*** Opening DATASET ***
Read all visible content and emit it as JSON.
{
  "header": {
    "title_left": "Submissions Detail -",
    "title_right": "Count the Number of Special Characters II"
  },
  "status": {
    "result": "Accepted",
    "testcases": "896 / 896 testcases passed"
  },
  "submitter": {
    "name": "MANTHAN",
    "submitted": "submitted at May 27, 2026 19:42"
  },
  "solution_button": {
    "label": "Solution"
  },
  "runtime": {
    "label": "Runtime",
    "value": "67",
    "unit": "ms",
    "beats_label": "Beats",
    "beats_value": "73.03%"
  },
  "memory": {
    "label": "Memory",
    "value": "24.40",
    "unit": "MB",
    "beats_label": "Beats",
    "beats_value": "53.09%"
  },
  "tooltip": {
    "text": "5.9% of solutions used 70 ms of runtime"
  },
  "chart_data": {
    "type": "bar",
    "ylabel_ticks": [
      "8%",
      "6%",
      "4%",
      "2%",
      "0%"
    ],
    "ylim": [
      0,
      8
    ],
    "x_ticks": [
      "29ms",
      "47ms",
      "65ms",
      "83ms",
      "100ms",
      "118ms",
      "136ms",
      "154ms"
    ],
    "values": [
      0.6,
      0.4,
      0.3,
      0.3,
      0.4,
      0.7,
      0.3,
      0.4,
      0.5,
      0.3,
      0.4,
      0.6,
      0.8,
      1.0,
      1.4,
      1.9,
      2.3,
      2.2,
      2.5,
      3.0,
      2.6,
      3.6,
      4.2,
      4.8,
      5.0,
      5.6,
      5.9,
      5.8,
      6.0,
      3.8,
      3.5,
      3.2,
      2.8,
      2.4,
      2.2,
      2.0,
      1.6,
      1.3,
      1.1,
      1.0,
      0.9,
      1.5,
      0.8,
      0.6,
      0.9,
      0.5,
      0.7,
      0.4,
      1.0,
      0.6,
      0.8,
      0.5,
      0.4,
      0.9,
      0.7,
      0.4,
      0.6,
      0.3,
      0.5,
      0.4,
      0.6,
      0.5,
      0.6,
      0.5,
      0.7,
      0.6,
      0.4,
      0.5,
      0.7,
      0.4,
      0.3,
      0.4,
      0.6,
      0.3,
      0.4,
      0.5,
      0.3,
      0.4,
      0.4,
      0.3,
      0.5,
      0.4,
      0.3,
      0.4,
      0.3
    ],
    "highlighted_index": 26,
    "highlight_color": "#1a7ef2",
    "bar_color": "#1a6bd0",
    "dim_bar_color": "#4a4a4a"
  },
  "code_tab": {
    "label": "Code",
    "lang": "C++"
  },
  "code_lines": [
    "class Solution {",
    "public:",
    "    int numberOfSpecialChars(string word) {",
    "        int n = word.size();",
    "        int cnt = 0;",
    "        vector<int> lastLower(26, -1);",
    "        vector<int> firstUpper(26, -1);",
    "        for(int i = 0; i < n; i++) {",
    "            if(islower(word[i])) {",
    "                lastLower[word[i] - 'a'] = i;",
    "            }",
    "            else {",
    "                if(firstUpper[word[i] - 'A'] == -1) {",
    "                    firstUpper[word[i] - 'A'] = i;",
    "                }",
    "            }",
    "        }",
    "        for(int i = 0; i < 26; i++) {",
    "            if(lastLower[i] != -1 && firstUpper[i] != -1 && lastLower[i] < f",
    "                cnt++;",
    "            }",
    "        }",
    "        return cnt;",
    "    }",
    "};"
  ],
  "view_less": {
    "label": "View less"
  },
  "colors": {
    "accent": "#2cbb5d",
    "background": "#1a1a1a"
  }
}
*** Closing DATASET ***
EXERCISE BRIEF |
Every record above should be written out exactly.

RESULT BELOW |
Read all visible content and emit it as JSON.
{
  "header": {
    "title_left": "Submissions Detail -",
    "title_right": "Count the Number of Special Characters II"
  },
  "status": {
    "result": "Accepted",
    "testcases": "896 / 896 testcases passed"
  },
  "submitter": {
    "name": "MANTHAN",
    "submitted": "submitted at May 27, 2026 19:42"
  },
  "solution_button": {
    "label": "Solution"
  },
  "runtime": {
    "label": "Runtime",
    "value": "67",
    "unit": "ms",
    "beats_label": "Beats",
    "beats_value": "73.03%"
  },
  "memory": {
    "label": "Memory",
    "value": "24.40",
    "unit": "MB",
    "beats_label": "Beats",
    "beats_value": "53.09%"
  },
  "tooltip": {
    "text": "5.9% of solutions used 70 ms of runtime"
  },
  "chart_data": {
    "type": "bar",
    "ylabel_ticks": [
      "8%",
      "6%",
      "4%",
      "2%",
      "0%"
    ],
    "ylim": [
      0,
      8
    ],
    "x_ticks": [
      "29ms",
      "47ms",
      "65ms",
      "83ms",
      "100ms",
      "118ms",
      "136ms",
      "154ms"
    ],
    "values": [
      0.6,
      0.4,
      0.3,
      0.3,
      0.4,
      0.7,
      0.3,
      0.4,
      0.5,
      0.3,
      0.4,
      0.6,
      0.8,
      1.0,
      1.4,
      1.9,
      2.3,
      2.2,
      2.5,
      3.0,
      2.6,
      3.6,
      4.2,
      4.8,
      5.0,
      5.6,
      5.9,
      5.8,
      6.0,
      3.8,
      3.5,
      3.2,
      2.8,
      2.4,
      2.2,
      2.0,
      1.6,
      1.3,
      1.1,
      1.0,
      0.9,
      1.5,
      0.8,
      0.6,
      0.9,
      0.5,
      0.7,
      0.4,
      1.0,
      0.6,
      0.8,
      0.5,
      0.4,
      0.9,
      0.7,
      0.4,
      0.6,
      0.3,
      0.5,
      0.4,
      0.6,
      0.5,
      0.6,
      0.5,
      0.7,
      0.6,
      0.4,
      0.5,
      0.7,
      0.4,
      0.3,
      0.4,
      0.6,
      0.3,
      0.4,
      0.5,
      0.3,
      0.4,
      0.4,
      0.3,
      0.5,
      0.4,
      0.3,
      0.4,
      0.3
    ],
    "highlighted_index": 26,
    "highlight_color": "#1a7ef2",
    "bar_color": "#1a6bd0",
    "dim_bar_color": "#4a4a4a"
  },
  "code_tab": {
    "label": "Code",
    "lang": "C++"
  },
  "code_lines": [
    "class Solution {",
    "public:",
    "    int numberOfSpecialChars(string word) {",
    "        int n = word.size();",
    "        int cnt = 0;",
    "        vector<int> lastLower(26, -1);",
    "        vector<int> firstUpper(26, -1);",
    "        for(int i = 0; i < n; i++) {",
    "            if(islower(word[i])) {",
    "                lastLower[word[i] - 'a'] = i;",
    "            }",
    "            else {",
    "                if(firstUpper[word[i] - 'A'] == -1) {",
    "                    firstUpper[word[i] - 'A'] = i;",
    "                }",
    "            }",
    "        }",
    "        for(int i = 0; i < 26; i++) {",
    "            if(lastLower[i] != -1 && firstUpper[i] != -1 && lastLower[i] < f",
    "                cnt++;",
    "            }",
    "        }",
    "        return cnt;",
    "    }",
    "};"
  ],
  "view_less": {
    "label": "View less"
  },
  "colors": {
    "accent": "#2cbb5d",
    "background": "#1a1a1a"
  }
}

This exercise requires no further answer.